Jennifer Dole: Yeah, you know, that’s a great question, because one of the examples that came up in the conversation, we were having with the HR leaders was, they have a, one of the companies has a no layoff policy. And so, what that means in practice is that they look at the way they work, and the roles that they have. And then they know that they’ve got changing business conditions and changing strategy. And they’re moving people around based on their skills, to those new strategies. People are electing based on their interest to go work on those new strategies. So it’s, I mean, why are the headlines full of those stories Rhonda?
Rhonda Taylor: Oh yeah, and like Jen, when we were in the workplace, you know, upskilling was an LMS. You know, and now we’re learning that there are stronger ways, you know, mentoring, coaching, gigs, you know, just all kinds of different types of upskilling.
Jennifer Dole: I mean so often, and for so many years, we’ve talked about the 70 20 10 model, right? And that learning is only is, you know, what is it classroom learning online learning, it’s only 10%. Right? It’s that experiential learning that 70%. And that’s what the internal mobility really gets at.
Rhonda Taylor: That’s right. And, you know, we’re seeing that. So relevant in today’s employee world. But there’s another thing I wanted to speak about, and leadership was having to take a look at succession planning. Succession planning, days gone by was something that you thought about for C suite. That’s changed, right?

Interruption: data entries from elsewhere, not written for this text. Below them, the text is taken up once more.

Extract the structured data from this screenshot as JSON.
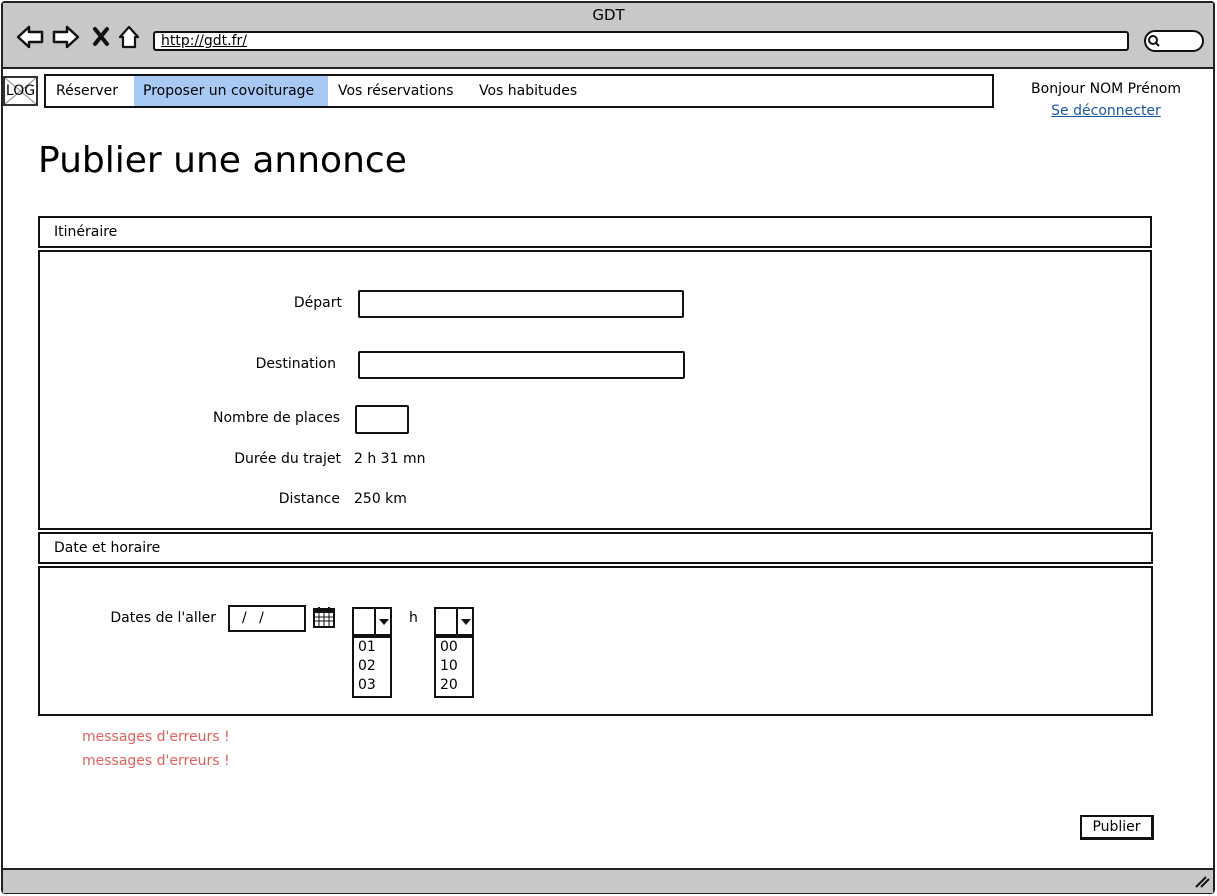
{
  "window": {
    "title": "GDT"
  },
  "browser": {
    "back_icon": "back-arrow-icon",
    "forward_icon": "forward-arrow-icon",
    "stop_icon": "close-icon",
    "home_icon": "home-icon",
    "url": "http://gdt.fr/"
  },
  "nav": {
    "logo": "LOG",
    "items": [
      {
        "label": "Réserver",
        "active": false
      },
      {
        "label": "Proposer un covoiturage",
        "active": true
      },
      {
        "label": "Vos réservations",
        "active": false
      },
      {
        "label": "Vos habitudes",
        "active": false
      }
    ],
    "greeting": "Bonjour NOM Prénom",
    "logout": "Se déconnecter"
  },
  "page": {
    "title": "Publier une annonce"
  },
  "itinerary": {
    "header": "Itinéraire",
    "depart_label": "Départ",
    "depart_value": "",
    "destination_label": "Destination",
    "destination_value": "",
    "seats_label": "Nombre de places",
    "seats_value": "",
    "duration_label": "Durée du trajet",
    "duration_value": "2 h 31 mn",
    "distance_label": "Distance",
    "distance_value": "250 km"
  },
  "schedule": {
    "header": "Date et horaire",
    "dates_label": "Dates de l'aller",
    "date_value": "/ /",
    "hour_sep": "h",
    "hour_options": [
      "01",
      "02",
      "03"
    ],
    "minute_options": [
      "00",
      "10",
      "20"
    ]
  },
  "errors": [
    "messages d'erreurs !",
    "messages d'erreurs !"
  ],
  "actions": {
    "publish": "Publier"
  },
  "colors": {
    "active_tab": "#a9c9f5",
    "error": "#e0605e",
    "link": "#1a56a6",
    "chrome": "#c8c8c8"
  }
}
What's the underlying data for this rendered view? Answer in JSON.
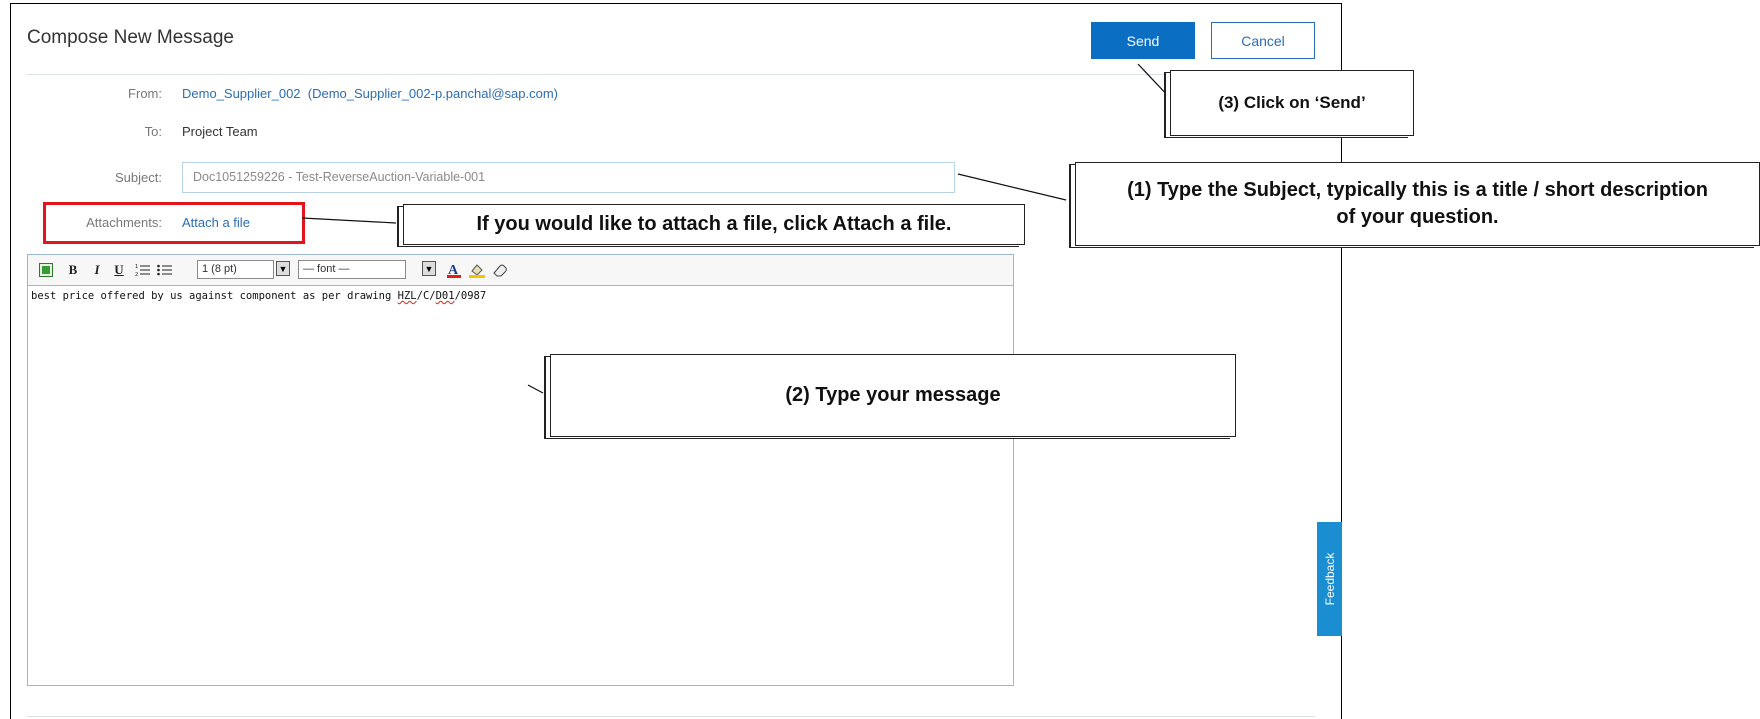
{
  "page": {
    "title": "Compose New Message"
  },
  "buttons": {
    "send": "Send",
    "cancel": "Cancel"
  },
  "form": {
    "from_label": "From:",
    "from_name": "Demo_Supplier_002",
    "from_email": "(Demo_Supplier_002-p.panchal@sap.com)",
    "to_label": "To:",
    "to_value": "Project Team",
    "subject_label": "Subject:",
    "subject_value": "Doc1051259226 - Test-ReverseAuction-Variable-001",
    "attachments_label": "Attachments:",
    "attach_link": "Attach a file"
  },
  "editor": {
    "font_size_value": "1 (8 pt)",
    "font_value": "— font —",
    "text_before": "best price offered by us against component as per drawing ",
    "text_hzl": "HZL",
    "text_mid": "/C/",
    "text_d01": "D01",
    "text_after": "/0987"
  },
  "feedback": "Feedback",
  "callouts": {
    "send": "(3) Click on ‘Send’",
    "subject": "(1) Type the Subject, typically this is a title / short description of your question.",
    "attach": "If you would like to attach a file, click Attach a file.",
    "message": "(2) Type your message"
  },
  "colors": {
    "accent": "#0a6fc2",
    "link": "#2a6db3",
    "highlight": "#e4141b",
    "feedback": "#1a8ed1"
  }
}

Jennifer Dole: It sure has. I mean I as a practitioner ran succession planning for Fortune 500’s, and we were focused on high potentials. And it was just a percentage, a small percentage of the organization. And now what we find is people wanting to go deeper into their organization for succession planning, they want to touch on all levels, because there’s so much hidden talent in an organization.

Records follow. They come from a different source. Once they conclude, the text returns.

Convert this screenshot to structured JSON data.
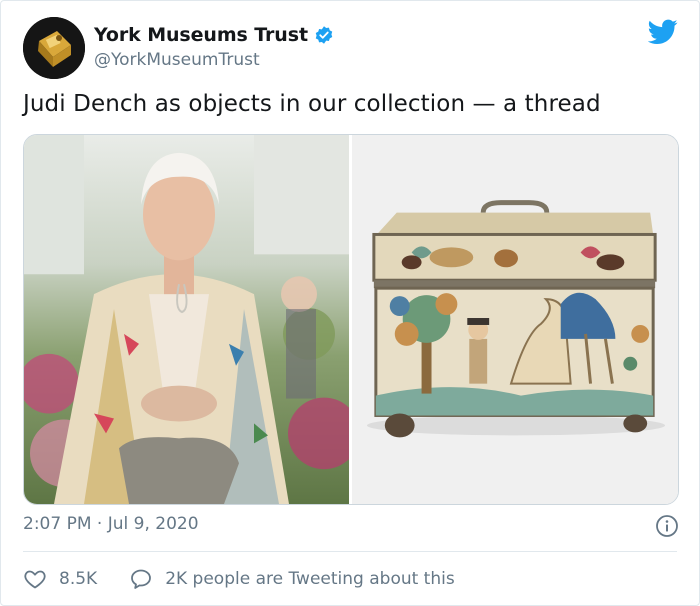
{
  "tweet": {
    "author": {
      "display_name": "York Museums Trust",
      "handle": "@YorkMuseumTrust",
      "verified": true,
      "avatar_icon": "lantern-object-avatar"
    },
    "text": "Judi Dench as objects in our collection — a thread",
    "media": [
      {
        "alt_icon": "photo-woman-embroidered-jacket"
      },
      {
        "alt_icon": "photo-embroidered-casket"
      }
    ],
    "timestamp": "2:07 PM · Jul 9, 2020",
    "likes": "8.5K",
    "conversation": "2K people are Tweeting about this"
  },
  "icons": {
    "brand": "twitter-bird-icon",
    "verified": "verified-badge-icon",
    "info": "info-icon",
    "like": "heart-icon",
    "reply": "speech-bubble-icon"
  },
  "colors": {
    "brand_blue": "#1da1f2",
    "text_primary": "#14171a",
    "text_secondary": "#657786",
    "border": "#e1e8ed"
  }
}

Rhonda Taylor: And some of the lower skills are very important to the operation of the organization. And I think a great example that I can think of, that really opened my eyes to this was a large company that was in the healthcare world. And during COVID they had warehouses. And if a forklift driver didn’t show up one day, or got COVID for two weeks, it disrupted the whole, all the processes in the warehouse. So, there was a succession plan, right down to the forklift drivers.
Jennifer Dole: Amazing. It’s so important, really, to give people lots of opportunities, and that everyone sees a future within the organization. That’s what really builds the confidence as you’re going through these restructuring changes that people at all levels can see that future.
Rhonda Taylor: Jenn, you know restructuring is such a, you know, it’s almost like a company has to admit we’re not doing something right. And some people can’t see the forest for the trees there. There’s always a core in the company that says, oh, we have to restructure. But then the rest of the management team doesn’t see the problem. How do you proceed in getting a buy-in for restructuring?
Jennifer Dole: Yeah. And you know, I think when people talk about restructuring, they just have this allergic reaction to it. Right? You have these images of people being laid off, and it’s traumatic, and you’re losing work relationships, and how are you going to get things done? Restructuring doesn’t have to just be that anymore, Rhonda, right? So, the mergers and acquisitions is a form of restructuring that can be positive when you bring two organizations together, and you combine their skills for the strategy. Restructuring can be organic, where people are moving from, you know, lower demand business strategies to higher demand business strategies. So maybe it’s just about like changing the image of restructuring and normalizing it a little bit more.
Rhonda Taylor: Yeah. Jenn, you know, we just touched the tip of the iceberg, like we really haven’t gotten into the meat of at all. Another day, I hope.
Jennifer Dole: I hope so too, I enjoyed this!
Rhonda Taylor: Jenn Dole from 3Sixty Insights, thank you for being our guest on the Talent Experience.
Jennifer Dole: Thank you Rhonda!
Rhonda Taylor: This is Rhonda Taylor saying goodbye, have yourself a great week!